This week in the @AvalonConsultingGroup dispatch: how fundraisers can be sensitive to the Ukraine crisis, early data visualizations, Equal Pay Day, “headline stress disorder,” and (finally!) daylight savings.
It was good to see bipartisan support for Ukraine during last week’s State of the Union address, although it’s sad it takes a war to make that happen. With these events on my mind, I’ve spent a lot of time delving into Ukrainian history. My friend Jennifer Eremeeva, a travel/food/history blogger who lived in Russia for many years, suggested this reading list. Another friend sent this animated history. In addition, here is NPR’s list of organizations to support. My thoughts are with the citizens of the Ukraine, and I am hoping for a swift and peaceful resolution.
Many nonprofits are wondering how to approach fundraising during this time. Jeff Brooks at Future Fundraising Now cautions strongly against canceling campaigns, and I agree. We have learned from crises of the past not to assume that your donors stop caring about your cause. Not asking only guarantees that they won’t give. At the same time, it is reasonable to expect a short-term impact on response rates. According to Brooks, “They don’t go down to zero, but they drop. The slow-down in giving is usually not huge, and it doesn’t last long.”

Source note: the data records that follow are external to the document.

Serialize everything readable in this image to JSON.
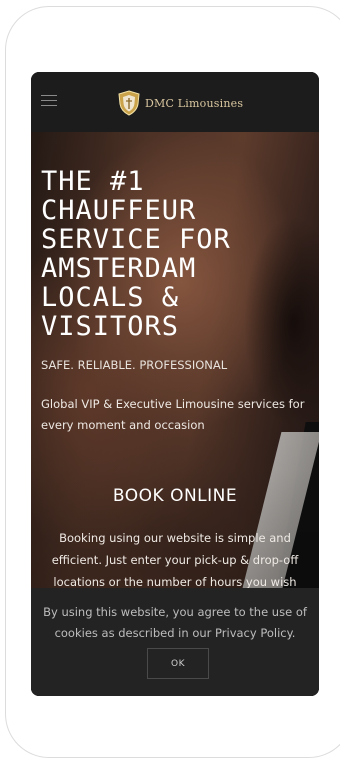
{
  "header": {
    "brand": "DMC Limousines",
    "menu_icon": "hamburger-menu-icon",
    "logo_icon": "shield-crest-logo",
    "accent_color": "#d9c7a0"
  },
  "hero": {
    "headline": "THE #1\nCHAUFFEUR\nSERVICE FOR\nAMSTERDAM\nLOCALS &\nVISITORS",
    "tagline": "SAFE. RELIABLE. PROFESSIONAL",
    "subtitle": "Global VIP & Executive Limousine services for every moment and occasion",
    "book_title": "BOOK ONLINE",
    "book_text": "Booking using our website is simple and efficient. Just enter your pick-up & drop-off locations or the number of hours you wish"
  },
  "cookie_banner": {
    "text": "By using this website, you agree to the use of cookies as described in our Privacy Policy.",
    "ok_label": "OK"
  }
}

In addition, Avalon is reviewing copy for sensitive language. Phrases like “fighting a battle” take on added meaning that we may not intend. To do this, we are pulling forward lessons from the early days of COVID, when images and language around gathering were highly sensitive. And, we are applying insights from our DEI work around trauma-informed fundraising. If you have any questions about this, please reach out to your Avalon team.
As the situation unfolds, it is normal to feel stressed by uncertainty and bad news. Thank you to senior VP Jackie Libby for sharing these suggestions for coping with “headline stress disorder.” She specifically highlighted the APPLE technique: Acknowledge, Pause, Pull back, Let go, Explore the present moment.
For some positive energy, marketing VP Barb Perell shared a fascinating article on how early data visualizations helped save humanity. They give three examples: Florence Nightingale’s 1854 diagram of the causes of mortality, John Snow’s 1854 cholera outbreak map, and the Washington Census Office’s 1861 demographic distribution map of enslaved persons. I second this conclusion:
Speaking of infographics, the Equal Pay Today campaign has a great one on why women are paid less than men. This year, Equal Pay Day in the U.S. will be March 15. It’s a great opportunity to honor women’s history month and advocate for intersectional equity. This year we can celebrate the U.S. Women’s National Soccer team’s recent victory in this struggle. Their success helps level the playing field (pun intended) and sets a great example for other organizations.
Finally, this weekend is Daylight Savings. Thank goodness! I love outdoor recreation and am eager to have more time after work for my favorite activities. If you need motivation, here’s a round-up of nature’s health benefits, from the medical director at AllTrails (a cool app to help you find trails). Enjoy the sunshine!